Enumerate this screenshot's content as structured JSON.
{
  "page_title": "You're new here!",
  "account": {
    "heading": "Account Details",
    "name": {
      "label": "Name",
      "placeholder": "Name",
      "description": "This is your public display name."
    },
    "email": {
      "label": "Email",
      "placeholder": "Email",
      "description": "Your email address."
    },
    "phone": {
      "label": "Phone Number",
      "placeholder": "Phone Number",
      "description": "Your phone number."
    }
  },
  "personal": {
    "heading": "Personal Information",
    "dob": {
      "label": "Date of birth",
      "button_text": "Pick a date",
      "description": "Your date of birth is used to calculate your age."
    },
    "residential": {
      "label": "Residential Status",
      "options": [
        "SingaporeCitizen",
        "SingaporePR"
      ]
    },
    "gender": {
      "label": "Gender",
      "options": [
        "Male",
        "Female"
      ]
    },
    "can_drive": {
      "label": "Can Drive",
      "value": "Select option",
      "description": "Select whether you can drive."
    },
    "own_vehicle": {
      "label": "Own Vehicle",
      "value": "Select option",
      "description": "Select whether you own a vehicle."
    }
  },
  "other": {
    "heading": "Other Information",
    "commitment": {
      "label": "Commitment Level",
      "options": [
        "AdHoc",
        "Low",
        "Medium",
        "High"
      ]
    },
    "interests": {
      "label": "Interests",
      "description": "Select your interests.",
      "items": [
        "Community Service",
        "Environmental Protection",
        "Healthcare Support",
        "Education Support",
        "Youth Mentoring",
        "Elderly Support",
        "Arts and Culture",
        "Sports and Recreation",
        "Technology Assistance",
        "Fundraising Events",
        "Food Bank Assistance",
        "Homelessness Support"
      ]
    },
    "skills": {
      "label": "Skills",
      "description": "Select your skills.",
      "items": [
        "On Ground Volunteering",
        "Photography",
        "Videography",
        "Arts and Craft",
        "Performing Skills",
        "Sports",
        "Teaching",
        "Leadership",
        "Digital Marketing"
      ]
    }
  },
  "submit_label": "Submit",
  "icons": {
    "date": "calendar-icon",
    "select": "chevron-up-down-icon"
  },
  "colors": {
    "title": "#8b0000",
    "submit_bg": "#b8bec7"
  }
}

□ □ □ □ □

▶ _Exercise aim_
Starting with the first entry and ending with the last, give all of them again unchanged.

▶ _Solution to this task_
Enumerate this screenshot's content as structured JSON.
{
  "page_title": "You're new here!",
  "account": {
    "heading": "Account Details",
    "name": {
      "label": "Name",
      "placeholder": "Name",
      "description": "This is your public display name."
    },
    "email": {
      "label": "Email",
      "placeholder": "Email",
      "description": "Your email address."
    },
    "phone": {
      "label": "Phone Number",
      "placeholder": "Phone Number",
      "description": "Your phone number."
    }
  },
  "personal": {
    "heading": "Personal Information",
    "dob": {
      "label": "Date of birth",
      "button_text": "Pick a date",
      "description": "Your date of birth is used to calculate your age."
    },
    "residential": {
      "label": "Residential Status",
      "options": [
        "SingaporeCitizen",
        "SingaporePR"
      ]
    },
    "gender": {
      "label": "Gender",
      "options": [
        "Male",
        "Female"
      ]
    },
    "can_drive": {
      "label": "Can Drive",
      "value": "Select option",
      "description": "Select whether you can drive."
    },
    "own_vehicle": {
      "label": "Own Vehicle",
      "value": "Select option",
      "description": "Select whether you own a vehicle."
    }
  },
  "other": {
    "heading": "Other Information",
    "commitment": {
      "label": "Commitment Level",
      "options": [
        "AdHoc",
        "Low",
        "Medium",
        "High"
      ]
    },
    "interests": {
      "label": "Interests",
      "description": "Select your interests.",
      "items": [
        "Community Service",
        "Environmental Protection",
        "Healthcare Support",
        "Education Support",
        "Youth Mentoring",
        "Elderly Support",
        "Arts and Culture",
        "Sports and Recreation",
        "Technology Assistance",
        "Fundraising Events",
        "Food Bank Assistance",
        "Homelessness Support"
      ]
    },
    "skills": {
      "label": "Skills",
      "description": "Select your skills.",
      "items": [
        "On Ground Volunteering",
        "Photography",
        "Videography",
        "Arts and Craft",
        "Performing Skills",
        "Sports",
        "Teaching",
        "Leadership",
        "Digital Marketing"
      ]
    }
  },
  "submit_label": "Submit",
  "icons": {
    "date": "calendar-icon",
    "select": "chevron-up-down-icon"
  },
  "colors": {
    "title": "#8b0000",
    "submit_bg": "#b8bec7"
  }
}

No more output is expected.